---------- Recorded data
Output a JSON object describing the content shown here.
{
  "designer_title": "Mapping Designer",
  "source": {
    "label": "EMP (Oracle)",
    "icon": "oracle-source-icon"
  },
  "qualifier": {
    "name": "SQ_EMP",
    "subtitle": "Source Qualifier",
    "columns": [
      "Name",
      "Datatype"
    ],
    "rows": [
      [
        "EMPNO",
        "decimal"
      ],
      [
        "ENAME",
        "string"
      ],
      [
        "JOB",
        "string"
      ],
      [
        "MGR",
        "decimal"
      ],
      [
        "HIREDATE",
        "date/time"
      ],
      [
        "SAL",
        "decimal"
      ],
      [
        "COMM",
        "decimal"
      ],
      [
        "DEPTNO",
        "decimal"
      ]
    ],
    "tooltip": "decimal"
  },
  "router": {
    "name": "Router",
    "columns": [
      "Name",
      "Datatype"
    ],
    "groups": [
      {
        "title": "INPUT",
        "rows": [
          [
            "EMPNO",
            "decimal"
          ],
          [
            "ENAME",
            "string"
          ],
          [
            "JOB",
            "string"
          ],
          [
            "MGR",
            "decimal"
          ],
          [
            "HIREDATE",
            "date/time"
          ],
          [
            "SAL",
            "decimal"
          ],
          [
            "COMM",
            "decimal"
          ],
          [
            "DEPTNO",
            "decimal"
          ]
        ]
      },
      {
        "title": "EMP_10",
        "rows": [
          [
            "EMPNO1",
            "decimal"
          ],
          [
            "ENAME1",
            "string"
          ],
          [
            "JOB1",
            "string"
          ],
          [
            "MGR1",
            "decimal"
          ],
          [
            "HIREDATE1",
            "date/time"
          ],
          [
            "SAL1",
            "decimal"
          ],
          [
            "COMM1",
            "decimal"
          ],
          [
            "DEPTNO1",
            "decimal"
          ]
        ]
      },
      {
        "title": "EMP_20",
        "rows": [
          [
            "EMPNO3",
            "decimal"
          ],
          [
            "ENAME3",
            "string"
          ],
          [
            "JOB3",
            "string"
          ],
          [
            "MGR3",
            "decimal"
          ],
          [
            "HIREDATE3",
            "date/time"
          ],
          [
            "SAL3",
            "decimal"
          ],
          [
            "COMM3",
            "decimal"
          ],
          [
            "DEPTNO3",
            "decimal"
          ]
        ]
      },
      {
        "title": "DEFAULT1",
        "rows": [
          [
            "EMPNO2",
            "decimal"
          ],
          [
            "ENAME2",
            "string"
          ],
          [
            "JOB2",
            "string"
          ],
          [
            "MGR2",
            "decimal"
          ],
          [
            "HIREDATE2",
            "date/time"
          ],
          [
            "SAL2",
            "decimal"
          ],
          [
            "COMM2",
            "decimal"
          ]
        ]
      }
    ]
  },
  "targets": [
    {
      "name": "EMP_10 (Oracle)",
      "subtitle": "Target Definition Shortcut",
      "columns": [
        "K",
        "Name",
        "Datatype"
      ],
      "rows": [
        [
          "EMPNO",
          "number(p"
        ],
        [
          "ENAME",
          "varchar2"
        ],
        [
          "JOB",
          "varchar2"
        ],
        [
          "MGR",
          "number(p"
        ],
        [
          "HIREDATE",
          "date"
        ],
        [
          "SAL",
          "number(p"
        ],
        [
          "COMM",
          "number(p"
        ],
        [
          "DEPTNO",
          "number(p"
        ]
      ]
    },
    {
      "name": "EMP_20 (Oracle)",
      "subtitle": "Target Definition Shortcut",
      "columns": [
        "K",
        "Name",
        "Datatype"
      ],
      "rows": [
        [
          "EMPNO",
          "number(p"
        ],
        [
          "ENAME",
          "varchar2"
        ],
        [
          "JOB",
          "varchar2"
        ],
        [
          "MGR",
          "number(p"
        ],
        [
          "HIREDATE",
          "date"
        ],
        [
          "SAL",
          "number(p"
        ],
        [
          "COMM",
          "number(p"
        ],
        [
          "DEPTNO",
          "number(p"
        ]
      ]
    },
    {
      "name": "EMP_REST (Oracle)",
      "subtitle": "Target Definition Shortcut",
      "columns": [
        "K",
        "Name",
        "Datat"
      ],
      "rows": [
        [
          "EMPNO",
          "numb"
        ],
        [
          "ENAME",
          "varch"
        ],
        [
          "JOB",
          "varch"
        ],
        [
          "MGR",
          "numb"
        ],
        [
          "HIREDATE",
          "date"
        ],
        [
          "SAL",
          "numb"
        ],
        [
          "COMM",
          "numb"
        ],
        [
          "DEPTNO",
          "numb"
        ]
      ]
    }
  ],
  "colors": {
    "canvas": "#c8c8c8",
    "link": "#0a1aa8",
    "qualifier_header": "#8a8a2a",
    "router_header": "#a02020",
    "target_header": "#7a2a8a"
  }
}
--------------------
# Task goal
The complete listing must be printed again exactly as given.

# Completed task
Output a JSON object describing the content shown here.
{
  "designer_title": "Mapping Designer",
  "source": {
    "label": "EMP (Oracle)",
    "icon": "oracle-source-icon"
  },
  "qualifier": {
    "name": "SQ_EMP",
    "subtitle": "Source Qualifier",
    "columns": [
      "Name",
      "Datatype"
    ],
    "rows": [
      [
        "EMPNO",
        "decimal"
      ],
      [
        "ENAME",
        "string"
      ],
      [
        "JOB",
        "string"
      ],
      [
        "MGR",
        "decimal"
      ],
      [
        "HIREDATE",
        "date/time"
      ],
      [
        "SAL",
        "decimal"
      ],
      [
        "COMM",
        "decimal"
      ],
      [
        "DEPTNO",
        "decimal"
      ]
    ],
    "tooltip": "decimal"
  },
  "router": {
    "name": "Router",
    "columns": [
      "Name",
      "Datatype"
    ],
    "groups": [
      {
        "title": "INPUT",
        "rows": [
          [
            "EMPNO",
            "decimal"
          ],
          [
            "ENAME",
            "string"
          ],
          [
            "JOB",
            "string"
          ],
          [
            "MGR",
            "decimal"
          ],
          [
            "HIREDATE",
            "date/time"
          ],
          [
            "SAL",
            "decimal"
          ],
          [
            "COMM",
            "decimal"
          ],
          [
            "DEPTNO",
            "decimal"
          ]
        ]
      },
      {
        "title": "EMP_10",
        "rows": [
          [
            "EMPNO1",
            "decimal"
          ],
          [
            "ENAME1",
            "string"
          ],
          [
            "JOB1",
            "string"
          ],
          [
            "MGR1",
            "decimal"
          ],
          [
            "HIREDATE1",
            "date/time"
          ],
          [
            "SAL1",
            "decimal"
          ],
          [
            "COMM1",
            "decimal"
          ],
          [
            "DEPTNO1",
            "decimal"
          ]
        ]
      },
      {
        "title": "EMP_20",
        "rows": [
          [
            "EMPNO3",
            "decimal"
          ],
          [
            "ENAME3",
            "string"
          ],
          [
            "JOB3",
            "string"
          ],
          [
            "MGR3",
            "decimal"
          ],
          [
            "HIREDATE3",
            "date/time"
          ],
          [
            "SAL3",
            "decimal"
          ],
          [
            "COMM3",
            "decimal"
          ],
          [
            "DEPTNO3",
            "decimal"
          ]
        ]
      },
      {
        "title": "DEFAULT1",
        "rows": [
          [
            "EMPNO2",
            "decimal"
          ],
          [
            "ENAME2",
            "string"
          ],
          [
            "JOB2",
            "string"
          ],
          [
            "MGR2",
            "decimal"
          ],
          [
            "HIREDATE2",
            "date/time"
          ],
          [
            "SAL2",
            "decimal"
          ],
          [
            "COMM2",
            "decimal"
          ]
        ]
      }
    ]
  },
  "targets": [
    {
      "name": "EMP_10 (Oracle)",
      "subtitle": "Target Definition Shortcut",
      "columns": [
        "K",
        "Name",
        "Datatype"
      ],
      "rows": [
        [
          "EMPNO",
          "number(p"
        ],
        [
          "ENAME",
          "varchar2"
        ],
        [
          "JOB",
          "varchar2"
        ],
        [
          "MGR",
          "number(p"
        ],
        [
          "HIREDATE",
          "date"
        ],
        [
          "SAL",
          "number(p"
        ],
        [
          "COMM",
          "number(p"
        ],
        [
          "DEPTNO",
          "number(p"
        ]
      ]
    },
    {
      "name": "EMP_20 (Oracle)",
      "subtitle": "Target Definition Shortcut",
      "columns": [
        "K",
        "Name",
        "Datatype"
      ],
      "rows": [
        [
          "EMPNO",
          "number(p"
        ],
        [
          "ENAME",
          "varchar2"
        ],
        [
          "JOB",
          "varchar2"
        ],
        [
          "MGR",
          "number(p"
        ],
        [
          "HIREDATE",
          "date"
        ],
        [
          "SAL",
          "number(p"
        ],
        [
          "COMM",
          "number(p"
        ],
        [
          "DEPTNO",
          "number(p"
        ]
      ]
    },
    {
      "name": "EMP_REST (Oracle)",
      "subtitle": "Target Definition Shortcut",
      "columns": [
        "K",
        "Name",
        "Datat"
      ],
      "rows": [
        [
          "EMPNO",
          "numb"
        ],
        [
          "ENAME",
          "varch"
        ],
        [
          "JOB",
          "varch"
        ],
        [
          "MGR",
          "numb"
        ],
        [
          "HIREDATE",
          "date"
        ],
        [
          "SAL",
          "numb"
        ],
        [
          "COMM",
          "numb"
        ],
        [
          "DEPTNO",
          "numb"
        ]
      ]
    }
  ],
  "colors": {
    "canvas": "#c8c8c8",
    "link": "#0a1aa8",
    "qualifier_header": "#8a8a2a",
    "router_header": "#a02020",
    "target_header": "#7a2a8a"
  }
}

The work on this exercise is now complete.